• [WORK TO BE COMPLETED]: The number of lines holding "Manager" is all you should give; count them in the records below.

►

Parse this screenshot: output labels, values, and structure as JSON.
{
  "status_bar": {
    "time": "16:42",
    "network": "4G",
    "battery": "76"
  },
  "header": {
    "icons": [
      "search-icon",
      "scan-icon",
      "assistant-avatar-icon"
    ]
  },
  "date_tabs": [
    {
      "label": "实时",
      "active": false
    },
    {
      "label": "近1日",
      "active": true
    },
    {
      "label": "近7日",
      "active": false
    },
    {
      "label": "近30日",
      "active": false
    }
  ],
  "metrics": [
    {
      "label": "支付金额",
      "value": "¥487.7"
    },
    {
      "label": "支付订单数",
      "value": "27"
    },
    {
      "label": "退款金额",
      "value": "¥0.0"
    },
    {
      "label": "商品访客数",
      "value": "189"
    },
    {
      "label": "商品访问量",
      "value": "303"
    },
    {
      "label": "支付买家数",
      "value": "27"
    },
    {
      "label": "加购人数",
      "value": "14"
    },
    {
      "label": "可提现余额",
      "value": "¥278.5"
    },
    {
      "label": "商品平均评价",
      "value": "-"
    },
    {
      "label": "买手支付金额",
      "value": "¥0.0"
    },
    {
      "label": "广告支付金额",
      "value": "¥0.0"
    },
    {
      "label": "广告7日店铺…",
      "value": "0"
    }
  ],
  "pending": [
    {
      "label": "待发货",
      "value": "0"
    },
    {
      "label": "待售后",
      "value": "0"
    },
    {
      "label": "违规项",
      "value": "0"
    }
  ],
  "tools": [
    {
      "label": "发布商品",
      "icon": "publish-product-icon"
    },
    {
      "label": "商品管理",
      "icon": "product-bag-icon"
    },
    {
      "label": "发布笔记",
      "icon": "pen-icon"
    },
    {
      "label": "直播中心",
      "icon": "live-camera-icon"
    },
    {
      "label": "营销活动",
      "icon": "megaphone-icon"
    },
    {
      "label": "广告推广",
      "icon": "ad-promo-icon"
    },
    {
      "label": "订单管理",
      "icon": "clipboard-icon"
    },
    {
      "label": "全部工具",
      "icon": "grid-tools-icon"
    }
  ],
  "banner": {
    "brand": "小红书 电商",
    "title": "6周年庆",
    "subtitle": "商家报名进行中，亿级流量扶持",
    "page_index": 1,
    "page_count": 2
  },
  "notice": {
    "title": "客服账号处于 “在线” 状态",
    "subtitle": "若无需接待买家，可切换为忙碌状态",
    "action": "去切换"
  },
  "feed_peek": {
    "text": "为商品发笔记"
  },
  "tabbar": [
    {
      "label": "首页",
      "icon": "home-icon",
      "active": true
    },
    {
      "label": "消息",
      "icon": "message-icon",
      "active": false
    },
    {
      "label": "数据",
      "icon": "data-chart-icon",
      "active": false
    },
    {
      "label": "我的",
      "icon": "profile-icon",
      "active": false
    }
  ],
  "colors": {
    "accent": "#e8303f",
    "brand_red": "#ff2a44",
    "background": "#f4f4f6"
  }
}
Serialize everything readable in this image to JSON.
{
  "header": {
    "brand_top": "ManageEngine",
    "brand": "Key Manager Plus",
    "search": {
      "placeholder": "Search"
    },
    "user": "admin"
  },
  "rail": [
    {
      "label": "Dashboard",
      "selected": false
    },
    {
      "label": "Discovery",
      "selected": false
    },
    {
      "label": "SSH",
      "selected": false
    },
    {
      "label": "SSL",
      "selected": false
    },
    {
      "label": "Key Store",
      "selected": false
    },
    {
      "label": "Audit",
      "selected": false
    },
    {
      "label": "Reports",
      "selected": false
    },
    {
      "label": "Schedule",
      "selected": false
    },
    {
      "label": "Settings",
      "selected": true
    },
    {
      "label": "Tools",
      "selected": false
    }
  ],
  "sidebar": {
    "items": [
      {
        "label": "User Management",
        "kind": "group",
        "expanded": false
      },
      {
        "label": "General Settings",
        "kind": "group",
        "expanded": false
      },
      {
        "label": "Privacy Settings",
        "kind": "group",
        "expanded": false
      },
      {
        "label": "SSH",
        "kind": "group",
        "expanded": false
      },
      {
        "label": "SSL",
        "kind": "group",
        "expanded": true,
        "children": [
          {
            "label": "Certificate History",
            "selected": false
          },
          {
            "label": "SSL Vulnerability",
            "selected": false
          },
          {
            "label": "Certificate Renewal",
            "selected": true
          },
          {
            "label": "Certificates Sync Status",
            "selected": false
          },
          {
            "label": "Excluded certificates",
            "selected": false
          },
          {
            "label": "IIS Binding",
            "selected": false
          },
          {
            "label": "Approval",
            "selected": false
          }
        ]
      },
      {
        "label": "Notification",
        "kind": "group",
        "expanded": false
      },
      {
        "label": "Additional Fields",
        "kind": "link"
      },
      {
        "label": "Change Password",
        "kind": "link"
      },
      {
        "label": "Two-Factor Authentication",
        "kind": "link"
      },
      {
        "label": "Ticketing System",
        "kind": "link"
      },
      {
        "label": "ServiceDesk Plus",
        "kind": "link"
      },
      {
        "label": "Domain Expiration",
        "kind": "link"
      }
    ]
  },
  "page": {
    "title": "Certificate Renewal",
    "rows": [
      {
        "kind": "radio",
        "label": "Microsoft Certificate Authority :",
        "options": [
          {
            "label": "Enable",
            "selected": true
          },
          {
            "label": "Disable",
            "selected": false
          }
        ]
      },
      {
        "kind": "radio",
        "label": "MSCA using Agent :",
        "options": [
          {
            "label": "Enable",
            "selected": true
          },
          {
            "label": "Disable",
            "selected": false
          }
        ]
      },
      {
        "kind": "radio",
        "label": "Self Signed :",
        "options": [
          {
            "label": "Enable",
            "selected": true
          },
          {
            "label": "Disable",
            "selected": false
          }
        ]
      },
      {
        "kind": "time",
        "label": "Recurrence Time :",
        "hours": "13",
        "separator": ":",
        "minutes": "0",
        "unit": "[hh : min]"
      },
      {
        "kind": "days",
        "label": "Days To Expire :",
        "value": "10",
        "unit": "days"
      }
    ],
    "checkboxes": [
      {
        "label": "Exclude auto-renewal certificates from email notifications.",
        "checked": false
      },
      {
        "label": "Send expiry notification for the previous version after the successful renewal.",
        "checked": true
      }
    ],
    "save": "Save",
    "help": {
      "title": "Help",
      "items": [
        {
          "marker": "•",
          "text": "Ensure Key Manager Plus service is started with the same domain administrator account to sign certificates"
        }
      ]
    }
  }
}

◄

• [WRITTEN RESPONSE]: 2